According to a World Bank report released on Tuesday, the bank forecasts that advanced economies including the United States, Japan, and the Euro area will grow by only 0.7% in 2023, down from 2.6% in 2022, while real global GDP is expected to rise 2.1% this year, compared to 1.7% predicted in January, but still far below 2022 growth of 3.1%.
Growth in the US is expected to reach 1.1% in 2023, while growth in the Euro area and Japan will likely drop below 1%. In 2024, the growth rate of the U.S. economy is predicted to slow to 0.8% as high interest rates continue to dampen the economy.
Growth in emerging and developing economies is anticipated to rise to 4% in 2023, up from the 3.6% predicted in January. But if China is excluded, the World Bank’s chief economist Indermit Gill suggested that growth in emerging countries would be less than 3%.
This marks “one of the weakest growth rates in the last five decades,” Gill told reporters Tuesday.
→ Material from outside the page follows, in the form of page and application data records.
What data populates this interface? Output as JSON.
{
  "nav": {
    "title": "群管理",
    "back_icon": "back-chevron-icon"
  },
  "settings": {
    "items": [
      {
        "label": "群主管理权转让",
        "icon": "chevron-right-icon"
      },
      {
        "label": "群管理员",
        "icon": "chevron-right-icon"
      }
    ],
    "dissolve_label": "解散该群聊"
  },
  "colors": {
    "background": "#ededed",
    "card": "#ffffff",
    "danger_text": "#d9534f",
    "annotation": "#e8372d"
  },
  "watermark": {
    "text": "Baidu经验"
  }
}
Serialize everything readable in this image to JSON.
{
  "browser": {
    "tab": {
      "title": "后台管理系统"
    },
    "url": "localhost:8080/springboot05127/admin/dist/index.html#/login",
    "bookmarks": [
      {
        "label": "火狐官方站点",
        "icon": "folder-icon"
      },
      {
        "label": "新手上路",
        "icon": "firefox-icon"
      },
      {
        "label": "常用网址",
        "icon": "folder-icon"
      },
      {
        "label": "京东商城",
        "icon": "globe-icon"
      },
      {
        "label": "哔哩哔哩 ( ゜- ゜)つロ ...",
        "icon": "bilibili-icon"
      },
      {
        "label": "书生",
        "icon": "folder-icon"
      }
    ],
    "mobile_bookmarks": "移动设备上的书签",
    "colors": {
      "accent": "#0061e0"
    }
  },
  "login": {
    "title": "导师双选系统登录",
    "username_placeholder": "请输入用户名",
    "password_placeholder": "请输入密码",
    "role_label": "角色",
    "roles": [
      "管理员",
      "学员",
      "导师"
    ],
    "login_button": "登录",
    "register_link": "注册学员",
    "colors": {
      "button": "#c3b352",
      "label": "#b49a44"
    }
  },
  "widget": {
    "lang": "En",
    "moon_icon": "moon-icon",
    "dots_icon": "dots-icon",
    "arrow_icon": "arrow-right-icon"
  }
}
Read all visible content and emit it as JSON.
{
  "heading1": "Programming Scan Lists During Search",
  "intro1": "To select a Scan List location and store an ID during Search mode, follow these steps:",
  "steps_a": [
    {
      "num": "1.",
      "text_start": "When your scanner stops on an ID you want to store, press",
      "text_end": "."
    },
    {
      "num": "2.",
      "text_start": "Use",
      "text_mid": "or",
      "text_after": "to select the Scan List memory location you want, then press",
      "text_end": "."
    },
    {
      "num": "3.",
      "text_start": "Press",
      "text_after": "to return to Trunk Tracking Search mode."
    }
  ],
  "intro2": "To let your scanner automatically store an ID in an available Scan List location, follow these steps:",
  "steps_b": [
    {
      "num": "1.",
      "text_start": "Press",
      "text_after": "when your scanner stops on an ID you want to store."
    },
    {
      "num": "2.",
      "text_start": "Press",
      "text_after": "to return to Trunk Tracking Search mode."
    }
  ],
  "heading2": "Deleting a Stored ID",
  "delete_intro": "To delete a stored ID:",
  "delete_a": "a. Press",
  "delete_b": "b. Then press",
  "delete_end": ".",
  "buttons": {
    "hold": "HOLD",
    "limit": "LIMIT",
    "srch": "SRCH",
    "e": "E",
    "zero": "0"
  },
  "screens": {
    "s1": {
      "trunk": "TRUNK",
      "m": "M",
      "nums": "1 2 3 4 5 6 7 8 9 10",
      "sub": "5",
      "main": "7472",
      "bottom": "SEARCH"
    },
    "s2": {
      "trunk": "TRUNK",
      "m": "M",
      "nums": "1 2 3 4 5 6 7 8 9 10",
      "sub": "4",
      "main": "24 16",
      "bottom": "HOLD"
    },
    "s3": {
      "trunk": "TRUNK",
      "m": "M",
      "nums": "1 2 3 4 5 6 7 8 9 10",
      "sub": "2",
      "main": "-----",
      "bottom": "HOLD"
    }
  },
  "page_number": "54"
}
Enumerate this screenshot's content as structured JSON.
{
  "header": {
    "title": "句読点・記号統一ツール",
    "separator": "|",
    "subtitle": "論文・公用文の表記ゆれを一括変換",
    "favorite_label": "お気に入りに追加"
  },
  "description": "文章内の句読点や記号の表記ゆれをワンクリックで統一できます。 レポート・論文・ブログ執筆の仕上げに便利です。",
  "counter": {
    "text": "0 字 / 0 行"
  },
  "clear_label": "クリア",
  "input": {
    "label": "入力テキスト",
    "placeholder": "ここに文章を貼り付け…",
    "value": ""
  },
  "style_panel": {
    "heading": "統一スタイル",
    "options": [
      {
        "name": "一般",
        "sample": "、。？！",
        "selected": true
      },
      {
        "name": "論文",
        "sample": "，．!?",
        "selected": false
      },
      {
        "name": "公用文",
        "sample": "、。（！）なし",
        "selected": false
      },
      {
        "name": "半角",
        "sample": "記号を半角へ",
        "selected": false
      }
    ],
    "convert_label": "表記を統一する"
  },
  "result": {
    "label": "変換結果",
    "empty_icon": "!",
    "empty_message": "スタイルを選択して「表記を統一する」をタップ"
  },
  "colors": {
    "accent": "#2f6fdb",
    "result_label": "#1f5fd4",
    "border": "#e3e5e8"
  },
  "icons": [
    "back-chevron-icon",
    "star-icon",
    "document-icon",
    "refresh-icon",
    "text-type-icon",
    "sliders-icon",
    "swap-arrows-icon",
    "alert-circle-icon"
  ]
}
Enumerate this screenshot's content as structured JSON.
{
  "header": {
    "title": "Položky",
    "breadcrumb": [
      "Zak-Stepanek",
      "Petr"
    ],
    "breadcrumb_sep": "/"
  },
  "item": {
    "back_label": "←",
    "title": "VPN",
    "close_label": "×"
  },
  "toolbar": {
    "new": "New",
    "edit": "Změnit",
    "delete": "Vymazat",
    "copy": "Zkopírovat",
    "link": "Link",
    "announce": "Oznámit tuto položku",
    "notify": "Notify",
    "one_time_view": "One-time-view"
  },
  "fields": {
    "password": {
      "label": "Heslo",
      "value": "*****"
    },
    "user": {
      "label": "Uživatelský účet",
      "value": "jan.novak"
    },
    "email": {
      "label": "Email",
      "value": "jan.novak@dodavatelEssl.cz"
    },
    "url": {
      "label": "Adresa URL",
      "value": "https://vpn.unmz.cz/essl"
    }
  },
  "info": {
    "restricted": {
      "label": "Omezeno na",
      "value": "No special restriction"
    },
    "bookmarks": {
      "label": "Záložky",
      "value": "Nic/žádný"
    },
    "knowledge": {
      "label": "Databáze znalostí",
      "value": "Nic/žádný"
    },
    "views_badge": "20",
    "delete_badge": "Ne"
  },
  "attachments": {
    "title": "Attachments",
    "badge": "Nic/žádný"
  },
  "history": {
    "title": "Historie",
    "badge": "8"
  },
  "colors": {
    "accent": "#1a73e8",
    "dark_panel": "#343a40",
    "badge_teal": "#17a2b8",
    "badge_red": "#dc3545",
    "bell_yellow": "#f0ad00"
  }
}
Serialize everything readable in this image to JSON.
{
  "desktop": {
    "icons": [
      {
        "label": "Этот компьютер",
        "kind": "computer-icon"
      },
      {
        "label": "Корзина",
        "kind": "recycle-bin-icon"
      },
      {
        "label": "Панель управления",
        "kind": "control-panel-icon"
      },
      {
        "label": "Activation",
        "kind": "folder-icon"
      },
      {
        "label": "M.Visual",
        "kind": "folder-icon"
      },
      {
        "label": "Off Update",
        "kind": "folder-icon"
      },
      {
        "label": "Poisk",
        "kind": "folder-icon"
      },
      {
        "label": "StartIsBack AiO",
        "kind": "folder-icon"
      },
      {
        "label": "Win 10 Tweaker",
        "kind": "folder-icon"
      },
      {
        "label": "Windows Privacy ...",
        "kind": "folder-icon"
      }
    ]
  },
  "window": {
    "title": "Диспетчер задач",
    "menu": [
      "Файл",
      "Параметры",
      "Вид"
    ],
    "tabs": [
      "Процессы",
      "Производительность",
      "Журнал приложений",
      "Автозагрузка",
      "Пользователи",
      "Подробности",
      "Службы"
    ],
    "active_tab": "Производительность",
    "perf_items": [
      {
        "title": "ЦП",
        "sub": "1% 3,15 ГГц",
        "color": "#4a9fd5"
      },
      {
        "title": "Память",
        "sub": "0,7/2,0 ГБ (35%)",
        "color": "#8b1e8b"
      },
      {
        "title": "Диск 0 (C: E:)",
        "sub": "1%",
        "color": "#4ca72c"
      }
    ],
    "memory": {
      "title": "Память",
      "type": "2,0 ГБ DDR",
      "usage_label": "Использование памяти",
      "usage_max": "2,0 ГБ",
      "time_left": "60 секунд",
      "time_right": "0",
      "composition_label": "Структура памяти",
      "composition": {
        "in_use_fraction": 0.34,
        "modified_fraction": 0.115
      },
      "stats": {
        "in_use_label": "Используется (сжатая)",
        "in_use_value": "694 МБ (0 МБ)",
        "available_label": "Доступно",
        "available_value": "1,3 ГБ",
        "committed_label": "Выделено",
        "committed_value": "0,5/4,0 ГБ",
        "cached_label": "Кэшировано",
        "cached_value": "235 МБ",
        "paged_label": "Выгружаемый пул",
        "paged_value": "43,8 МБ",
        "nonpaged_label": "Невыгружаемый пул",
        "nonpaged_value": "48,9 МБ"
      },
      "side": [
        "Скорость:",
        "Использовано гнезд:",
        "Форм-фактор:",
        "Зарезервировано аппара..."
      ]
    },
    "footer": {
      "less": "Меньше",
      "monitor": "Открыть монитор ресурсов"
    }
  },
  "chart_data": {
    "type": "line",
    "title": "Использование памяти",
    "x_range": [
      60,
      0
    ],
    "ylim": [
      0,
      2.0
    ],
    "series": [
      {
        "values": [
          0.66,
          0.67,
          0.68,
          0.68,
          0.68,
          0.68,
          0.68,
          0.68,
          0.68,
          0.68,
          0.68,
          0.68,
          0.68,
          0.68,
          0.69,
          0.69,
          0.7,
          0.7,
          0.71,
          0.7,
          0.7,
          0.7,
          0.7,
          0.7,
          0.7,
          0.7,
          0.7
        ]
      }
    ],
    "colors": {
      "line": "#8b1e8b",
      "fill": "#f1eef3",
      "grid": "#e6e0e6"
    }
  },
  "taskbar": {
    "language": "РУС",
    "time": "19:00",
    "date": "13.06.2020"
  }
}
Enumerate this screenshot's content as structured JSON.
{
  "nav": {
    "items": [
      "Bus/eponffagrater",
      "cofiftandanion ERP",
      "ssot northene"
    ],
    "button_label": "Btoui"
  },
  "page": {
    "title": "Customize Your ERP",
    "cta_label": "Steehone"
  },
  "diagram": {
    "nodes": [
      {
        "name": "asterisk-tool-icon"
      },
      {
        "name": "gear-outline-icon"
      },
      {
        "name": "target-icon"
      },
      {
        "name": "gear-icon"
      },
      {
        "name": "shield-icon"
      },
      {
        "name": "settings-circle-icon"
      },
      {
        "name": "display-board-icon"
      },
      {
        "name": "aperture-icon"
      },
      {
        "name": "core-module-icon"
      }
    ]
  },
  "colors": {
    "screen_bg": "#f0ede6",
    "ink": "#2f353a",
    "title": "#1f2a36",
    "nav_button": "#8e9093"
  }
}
Economic growth projections have been lowered broadly as a result of a number of interconnected shocks, the most recent of which is the ripple effect of the banking crisis in the US as well as other advanced economies. The bank warned that emerging and developing countries are “in dangerous waters” due to the tightening lending conditions caused by the banking turmoil.